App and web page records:
=-=-=

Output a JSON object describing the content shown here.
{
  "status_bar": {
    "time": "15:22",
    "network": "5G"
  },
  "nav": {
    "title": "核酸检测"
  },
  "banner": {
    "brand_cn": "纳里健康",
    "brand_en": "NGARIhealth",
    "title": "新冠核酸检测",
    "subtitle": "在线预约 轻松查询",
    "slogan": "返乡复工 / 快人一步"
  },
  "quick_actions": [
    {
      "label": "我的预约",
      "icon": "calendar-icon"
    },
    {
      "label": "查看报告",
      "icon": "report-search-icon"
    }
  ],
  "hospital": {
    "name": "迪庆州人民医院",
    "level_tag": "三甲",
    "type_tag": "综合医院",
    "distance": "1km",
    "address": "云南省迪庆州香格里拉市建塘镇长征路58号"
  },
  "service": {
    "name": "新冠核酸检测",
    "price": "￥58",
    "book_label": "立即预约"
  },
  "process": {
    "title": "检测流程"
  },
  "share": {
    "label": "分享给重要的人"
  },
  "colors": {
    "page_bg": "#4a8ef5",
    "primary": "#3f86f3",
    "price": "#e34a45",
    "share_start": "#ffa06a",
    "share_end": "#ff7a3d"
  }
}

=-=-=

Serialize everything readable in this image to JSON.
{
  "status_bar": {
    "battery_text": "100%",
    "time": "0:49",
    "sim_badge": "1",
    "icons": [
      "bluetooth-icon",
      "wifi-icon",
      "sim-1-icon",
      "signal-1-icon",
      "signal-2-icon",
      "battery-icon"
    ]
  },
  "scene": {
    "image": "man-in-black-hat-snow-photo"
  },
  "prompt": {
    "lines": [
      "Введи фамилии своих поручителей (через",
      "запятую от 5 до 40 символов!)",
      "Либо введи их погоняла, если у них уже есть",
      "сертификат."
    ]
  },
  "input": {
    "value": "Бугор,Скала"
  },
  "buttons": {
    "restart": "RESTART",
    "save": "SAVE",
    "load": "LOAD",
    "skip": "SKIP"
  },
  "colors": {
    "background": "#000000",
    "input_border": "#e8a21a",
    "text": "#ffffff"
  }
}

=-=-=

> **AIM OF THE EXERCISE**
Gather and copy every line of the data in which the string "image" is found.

> **TASK ANSWER**
Serialize everything readable in this image to JSON.
    "image": "man-in-black-hat-snow-photo"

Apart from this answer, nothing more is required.